**WORK TASK:** For any picture in the lines below, please leave it out and copy the rest exactly.

**SOURCE MATERIAL:**
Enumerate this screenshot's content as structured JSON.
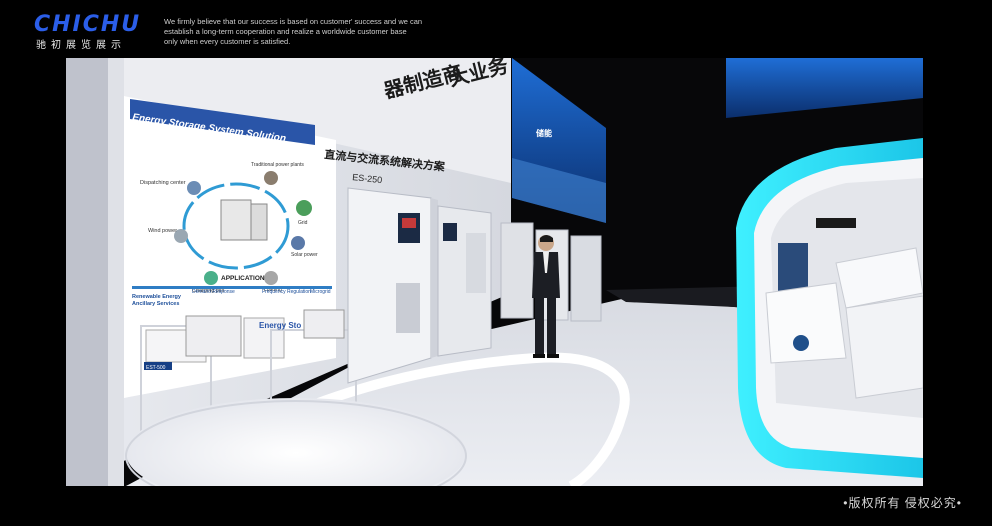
{
  "header": {
    "logo_text": "CHICHU",
    "logo_sub": "驰初展览展示",
    "tagline": [
      "We firmly believe that our success is based on customer' success and we can",
      "establish a long-term cooperation and realize a worldwide customer base",
      "only when every customer is satisfied."
    ]
  },
  "scene": {
    "wall_top_text": "器制造商",
    "wall_top_text2": "大业务",
    "panel_title": "Energy Storage System Solution",
    "panel_labels": {
      "dispatching": "Dispatching center",
      "traditional": "Traditional power plants",
      "grid": "Grid",
      "wind": "Wind power",
      "solar": "Solar power",
      "charging": "Charging pile",
      "loading": "Loading"
    },
    "application_title": "APPLICATION",
    "application_items": [
      "Renewable Energy",
      "Ancillary Services",
      "Demand Response",
      "Frequency Regulation",
      "Microgrid"
    ],
    "cabinet_headline": "直流与交流系统解决方案",
    "cabinet_model": "ES-250",
    "small_label": "Energy Sto",
    "plinth_label": "EST-500",
    "screen_text": "储能"
  },
  "footer": {
    "copyright": "•版权所有  侵权必究•"
  }
}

**TASK OUTPUT:**
Enumerate this screenshot's content as structured JSON.
{
  "header": {
    "logo_text": "CHICHU",
    "logo_sub": "驰初展览展示",
    "tagline": [
      "We firmly believe that our success is based on customer' success and we can",
      "establish a long-term cooperation and realize a worldwide customer base",
      "only when every customer is satisfied."
    ]
  },
  "scene": {
    "wall_top_text": "器制造商",
    "wall_top_text2": "大业务",
    "panel_title": "Energy Storage System Solution",
    "panel_labels": {
      "dispatching": "Dispatching center",
      "traditional": "Traditional power plants",
      "grid": "Grid",
      "wind": "Wind power",
      "solar": "Solar power",
      "charging": "Charging pile",
      "loading": "Loading"
    },
    "application_title": "APPLICATION",
    "application_items": [
      "Renewable Energy",
      "Ancillary Services",
      "Demand Response",
      "Frequency Regulation",
      "Microgrid"
    ],
    "cabinet_headline": "直流与交流系统解决方案",
    "cabinet_model": "ES-250",
    "small_label": "Energy Sto",
    "plinth_label": "EST-500",
    "screen_text": "储能"
  },
  "footer": {
    "copyright": "•版权所有  侵权必究•"
  }
}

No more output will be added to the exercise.